* **Data extracts**:

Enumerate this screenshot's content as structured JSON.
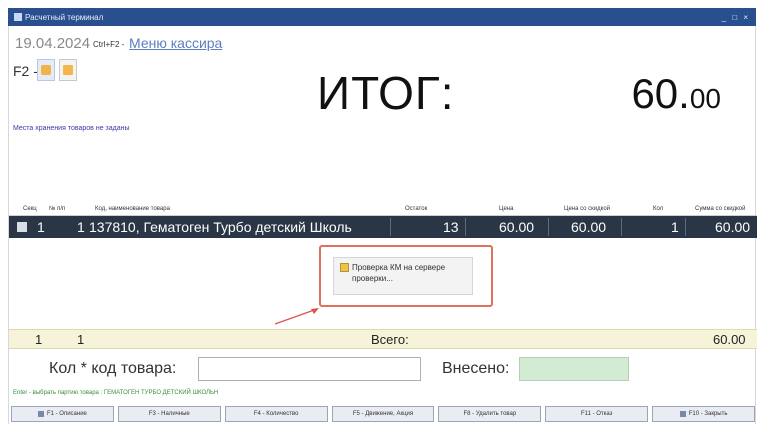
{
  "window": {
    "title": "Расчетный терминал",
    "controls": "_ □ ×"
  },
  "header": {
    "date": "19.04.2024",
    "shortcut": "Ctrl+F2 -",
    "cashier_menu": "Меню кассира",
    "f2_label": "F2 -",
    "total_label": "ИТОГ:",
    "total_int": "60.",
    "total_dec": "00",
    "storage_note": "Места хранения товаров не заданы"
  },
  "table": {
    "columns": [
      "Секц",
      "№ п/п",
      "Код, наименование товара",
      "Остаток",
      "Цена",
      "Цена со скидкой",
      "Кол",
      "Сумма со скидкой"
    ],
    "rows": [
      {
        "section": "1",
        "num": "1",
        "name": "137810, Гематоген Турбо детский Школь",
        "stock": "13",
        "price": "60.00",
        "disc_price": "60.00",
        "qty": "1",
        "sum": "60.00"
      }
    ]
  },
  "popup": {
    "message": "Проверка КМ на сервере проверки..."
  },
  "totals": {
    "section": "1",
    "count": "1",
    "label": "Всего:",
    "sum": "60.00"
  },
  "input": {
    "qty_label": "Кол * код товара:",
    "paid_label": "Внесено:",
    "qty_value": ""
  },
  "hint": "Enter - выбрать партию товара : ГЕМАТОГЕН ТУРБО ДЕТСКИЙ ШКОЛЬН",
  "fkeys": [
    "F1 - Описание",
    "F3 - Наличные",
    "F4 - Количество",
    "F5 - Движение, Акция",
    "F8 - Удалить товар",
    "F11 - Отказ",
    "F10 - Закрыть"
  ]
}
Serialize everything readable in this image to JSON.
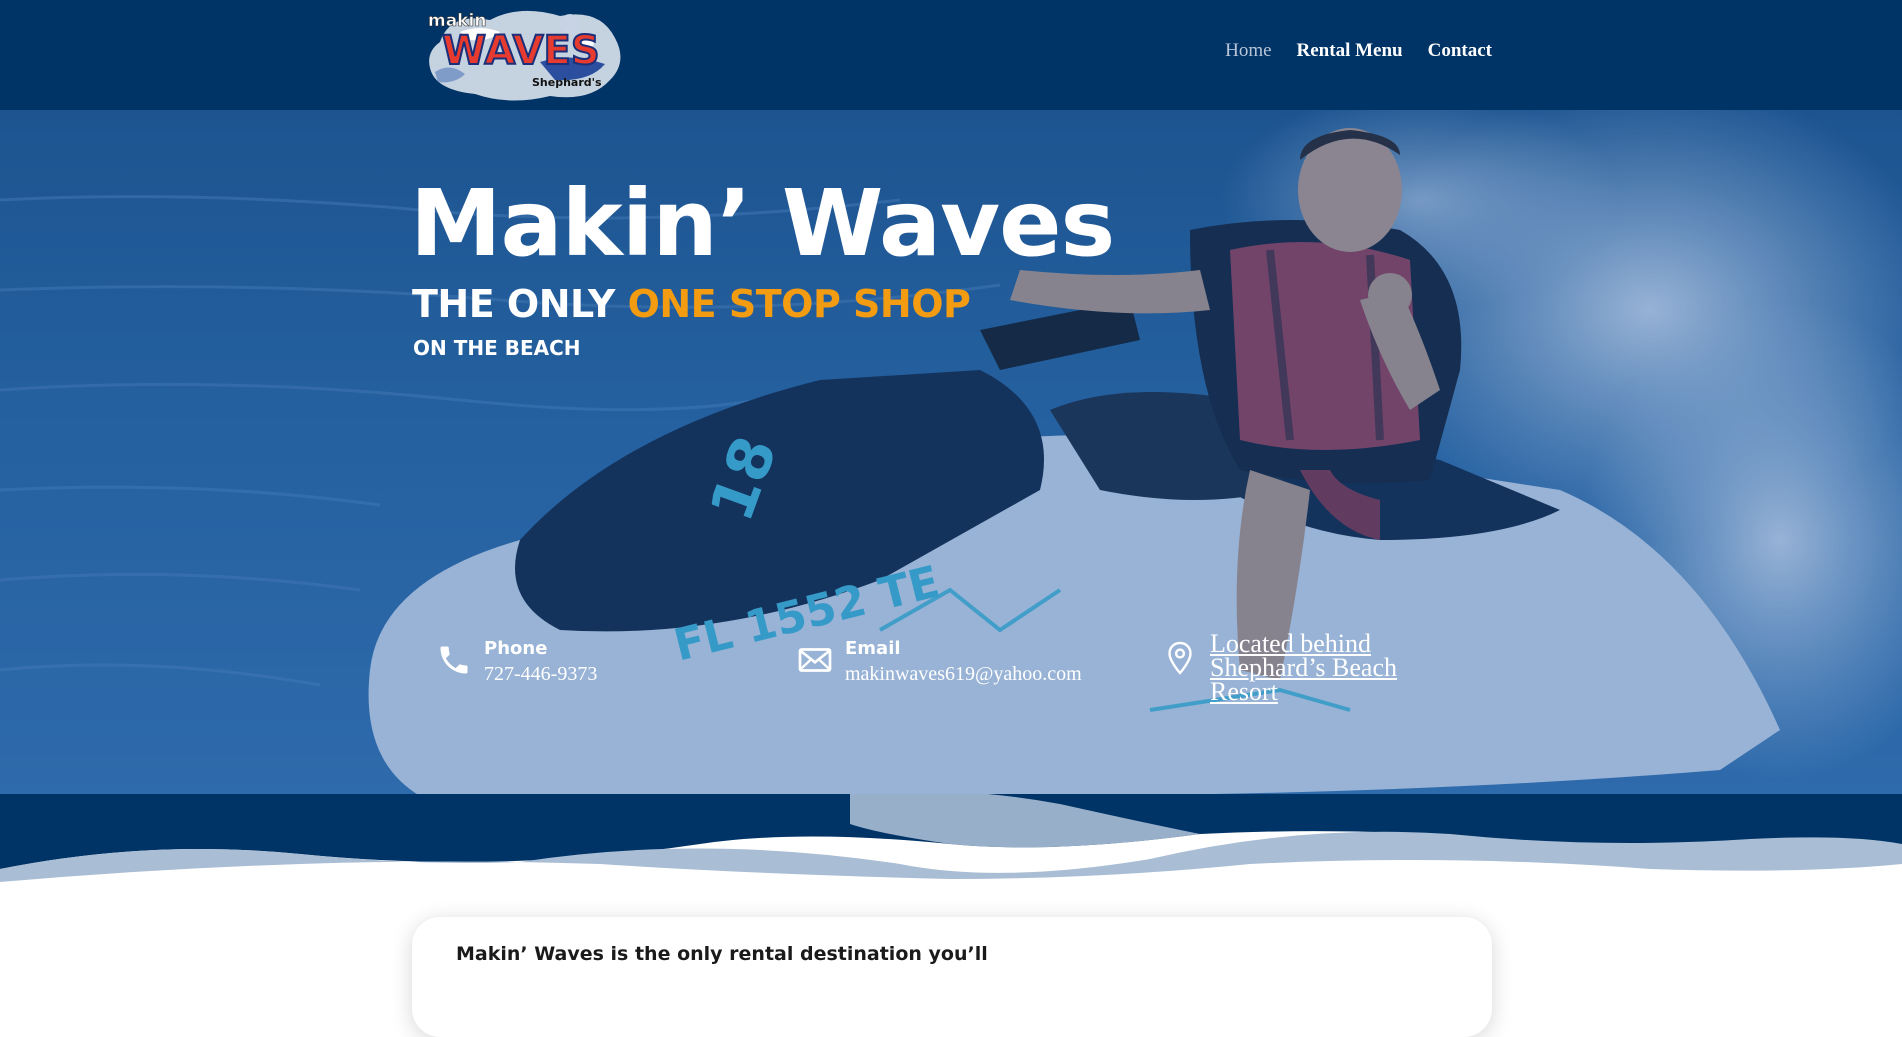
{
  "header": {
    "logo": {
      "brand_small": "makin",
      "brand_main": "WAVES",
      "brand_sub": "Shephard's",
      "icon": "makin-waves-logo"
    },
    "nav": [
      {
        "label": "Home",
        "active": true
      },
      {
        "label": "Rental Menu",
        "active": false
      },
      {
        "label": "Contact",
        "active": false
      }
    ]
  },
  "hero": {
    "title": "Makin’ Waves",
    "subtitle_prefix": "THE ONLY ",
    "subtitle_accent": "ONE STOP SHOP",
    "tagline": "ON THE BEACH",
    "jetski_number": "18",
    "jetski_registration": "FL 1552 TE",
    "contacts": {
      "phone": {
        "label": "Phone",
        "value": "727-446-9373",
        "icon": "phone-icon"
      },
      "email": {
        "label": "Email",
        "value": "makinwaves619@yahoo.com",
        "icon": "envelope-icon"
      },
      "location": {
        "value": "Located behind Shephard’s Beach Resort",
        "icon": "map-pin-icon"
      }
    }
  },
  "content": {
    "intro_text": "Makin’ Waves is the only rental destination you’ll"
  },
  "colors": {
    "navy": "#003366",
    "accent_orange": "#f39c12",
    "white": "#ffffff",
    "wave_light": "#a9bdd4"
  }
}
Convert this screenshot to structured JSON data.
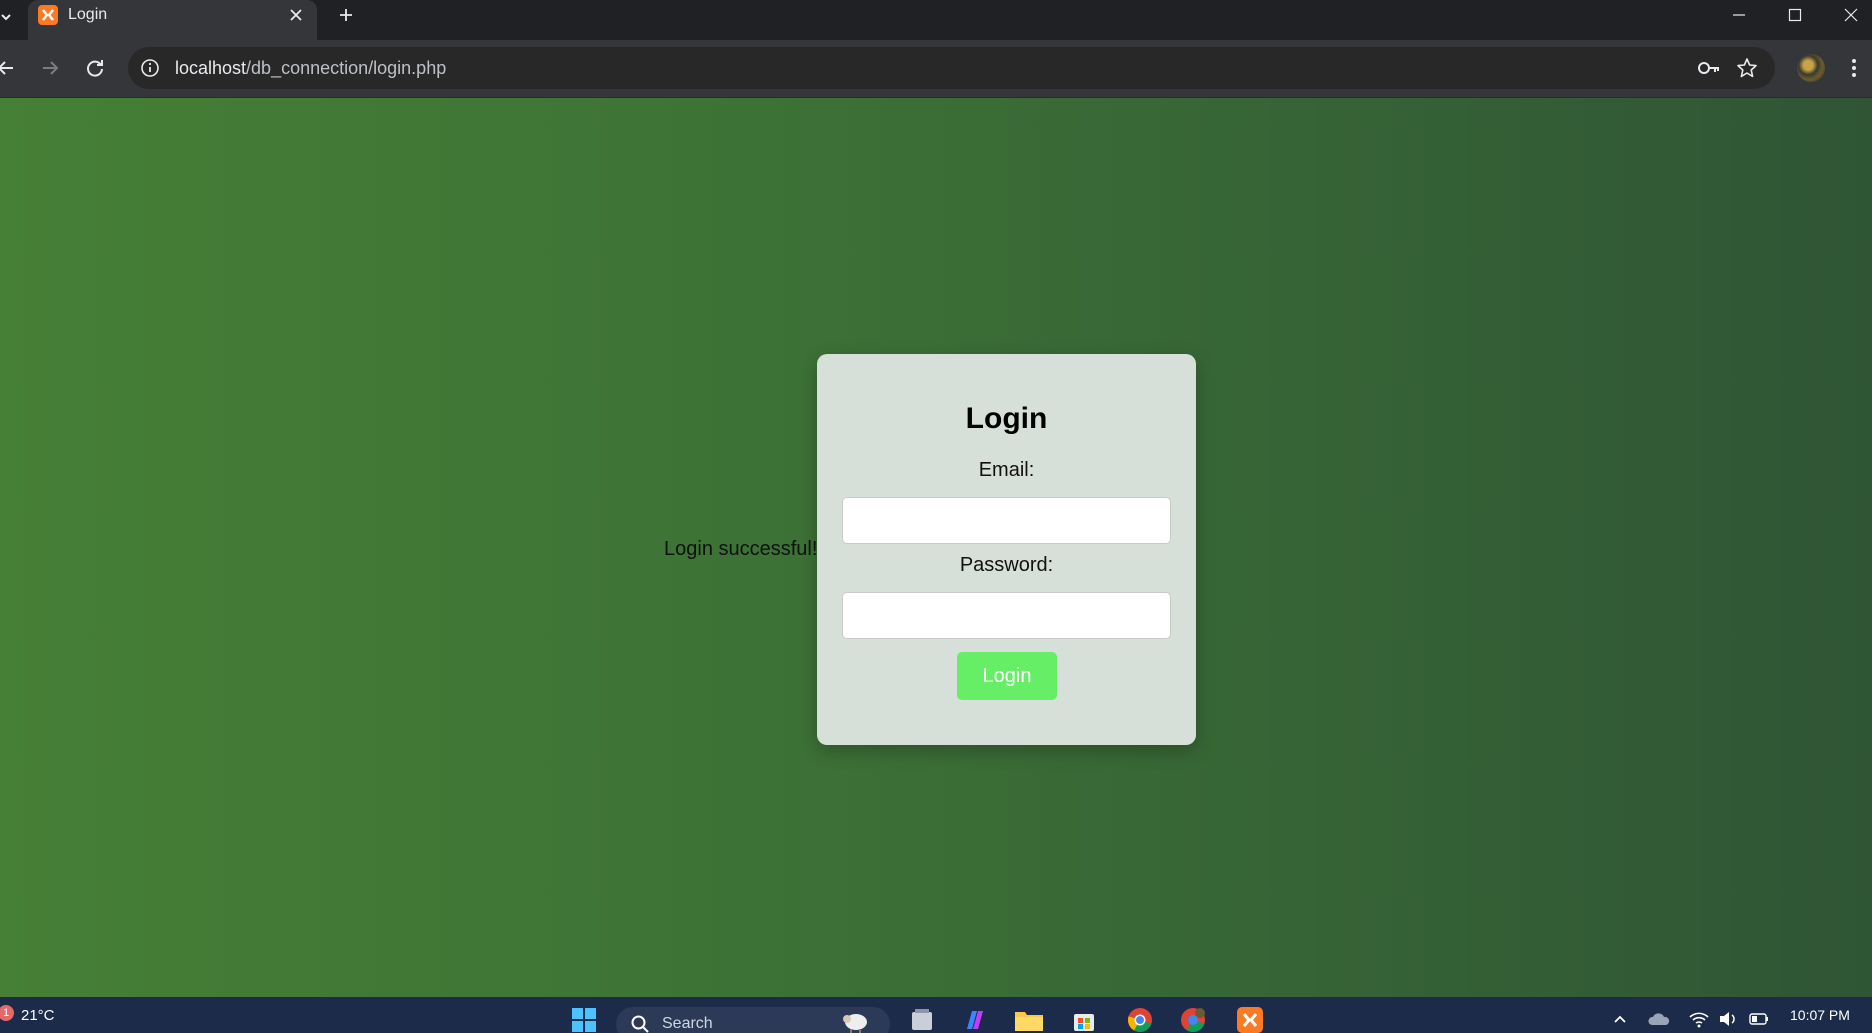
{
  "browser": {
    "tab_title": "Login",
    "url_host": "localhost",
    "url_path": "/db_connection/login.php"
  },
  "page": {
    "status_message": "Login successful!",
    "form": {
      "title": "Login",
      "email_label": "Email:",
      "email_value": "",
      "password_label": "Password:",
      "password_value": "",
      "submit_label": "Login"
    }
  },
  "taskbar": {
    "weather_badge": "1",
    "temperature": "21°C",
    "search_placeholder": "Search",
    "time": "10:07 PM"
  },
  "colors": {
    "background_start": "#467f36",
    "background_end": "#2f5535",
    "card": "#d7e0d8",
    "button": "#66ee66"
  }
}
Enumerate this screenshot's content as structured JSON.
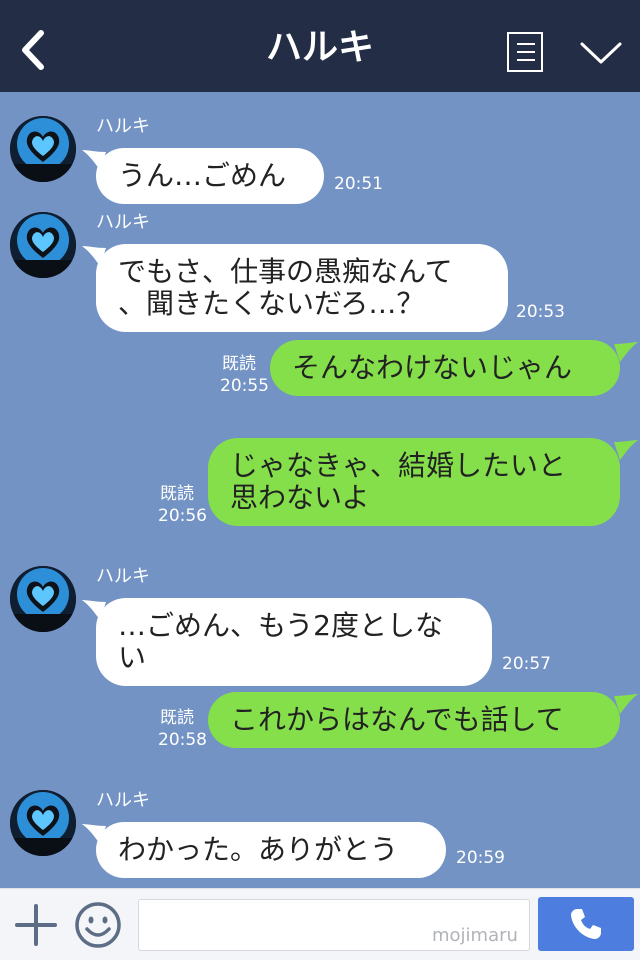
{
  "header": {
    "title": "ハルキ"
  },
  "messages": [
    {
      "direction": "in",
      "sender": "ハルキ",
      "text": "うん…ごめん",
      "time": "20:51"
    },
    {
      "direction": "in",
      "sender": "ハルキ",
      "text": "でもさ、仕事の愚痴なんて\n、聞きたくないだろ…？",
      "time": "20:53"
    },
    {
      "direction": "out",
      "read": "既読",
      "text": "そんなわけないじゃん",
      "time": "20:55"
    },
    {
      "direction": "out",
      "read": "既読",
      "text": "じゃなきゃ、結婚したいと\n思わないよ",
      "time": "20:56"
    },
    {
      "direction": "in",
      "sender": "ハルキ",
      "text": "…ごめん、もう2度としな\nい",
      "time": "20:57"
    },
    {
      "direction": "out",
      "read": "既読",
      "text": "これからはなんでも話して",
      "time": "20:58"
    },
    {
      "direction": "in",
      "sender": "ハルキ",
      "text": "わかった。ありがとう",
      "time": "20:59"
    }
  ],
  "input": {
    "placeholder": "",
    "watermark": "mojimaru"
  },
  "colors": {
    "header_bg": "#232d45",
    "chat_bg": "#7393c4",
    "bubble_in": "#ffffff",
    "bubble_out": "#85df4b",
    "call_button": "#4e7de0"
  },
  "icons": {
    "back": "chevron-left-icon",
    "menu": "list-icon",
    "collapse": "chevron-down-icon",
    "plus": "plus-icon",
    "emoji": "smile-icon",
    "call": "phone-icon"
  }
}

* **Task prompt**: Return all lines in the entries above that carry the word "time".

* **Output below**:
    "time": "10:07 PM"
      "time": "20:51"
      "time": "20:53"
      "time": "20:55"
      "time": "20:56"
      "time": "20:57"
      "time": "20:58"
      "time": "20:59"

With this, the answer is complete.